I often write about God’s plan because I find people saying, “everything happens for a reason” all to often. I believe that we all take for granted the guiding hand at work in our lives. So many bad things seem to happen that we rarely stop to celebrate the good things. It is as if we expect the good things to happen so we concentrate on the bad things. I know that by nature, I am more of a pessimist than an optimist. Looking back, I find no obvious cause for this perspective except my training to prevent firefighter injuries and fatalities. As I moved up the ranks, I found that being in command of incidents in which people’s lives were at risk makes you look at things much more cautiously. I think that is what turned into my pessimistic outlook.

I am not a negative person (at least I think) but I also don’t seek to find the bright side of things either. In any case, I have seen first hand, God’s hand in my life. As a self-employed business owner who relies on larger consulting firms for work, the last quarter of 2016 was devoid of work. I’d been through times like this before but this was the longest period I’d ever experienced. I told myself to focus on letting God’s plan unfold and be patient (not an easy task). Work earlier in the year kept me so busy that true priorities started to slip. In late December, the phone started ringing again – it was the military contracting office. I’m writing this devotion on the airplane returning from Ft. Sam Houston in San Antonio TX. I spent a week there at Army North HQ planning for a project in South Carolina in February. At the airport this morning, received another request for a trip to Washington State. “God cares for those who trust in Him.”

“The Lord is good, a refuge in times of trouble. He cares for those who trust in Him,” Nahum 1:7
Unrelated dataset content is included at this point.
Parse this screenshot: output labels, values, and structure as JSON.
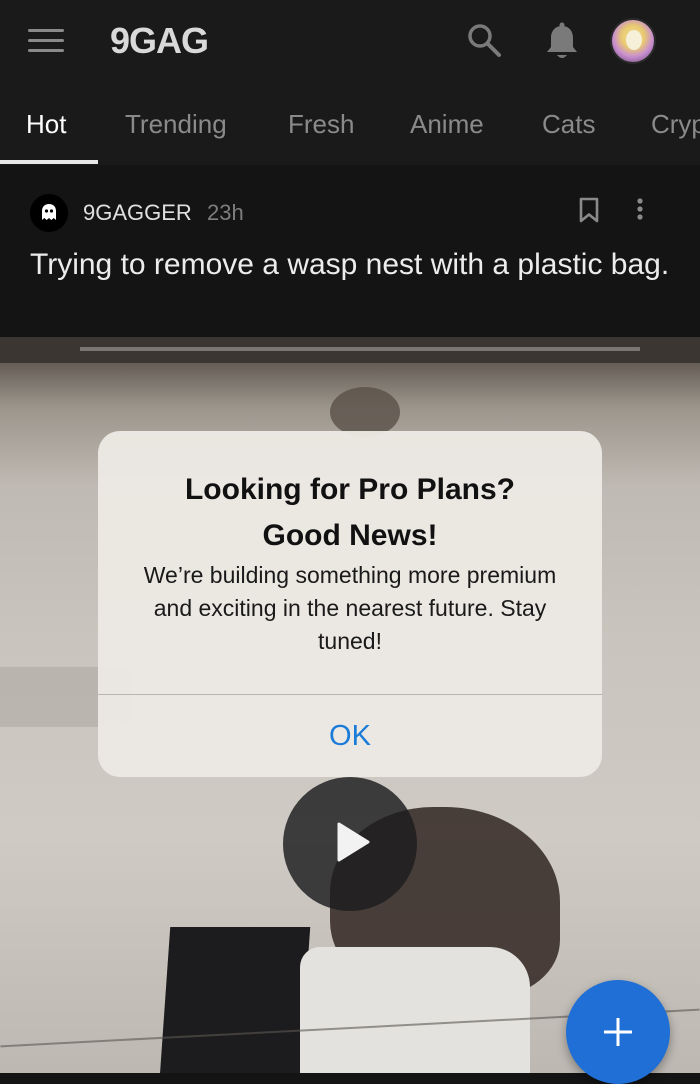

It is ironic that this was written by someone in the Old Testament, which is filled with stories about people not trusting God. We all know that it was so bad that God had to take matters in His own hands and send His Son to bring salvation. I look at this single act of love as what allows us to turn to God as “a refuge in times of trouble”. No matter what I’ve done, God loves me! I saw an old friend who retired last year while I was in San Antonio. He had suddenly lost a close friend in the days preceding my arrival. A man of faith, my friend was down on his loss – he had forgotten where to turn in his time of trouble.

“What a loss!” he proclaimed. “We were going to enjoy so much time together now that we were both retired” my friend lamented. I reminded him that his loss was only temporary and that the great memories of his friend would return. We don’t know what God has planned for us or why the things happen as they do but we can be assured that they are part of God’s plan for our lives. Remember, sometimes we are the teacher and other times we are the student. You won’t know which role you are in until time has passed. The key is to trust in God and remember that, “The Lord is good, a refuge in times of trouble. He cares for those who trust in Him.”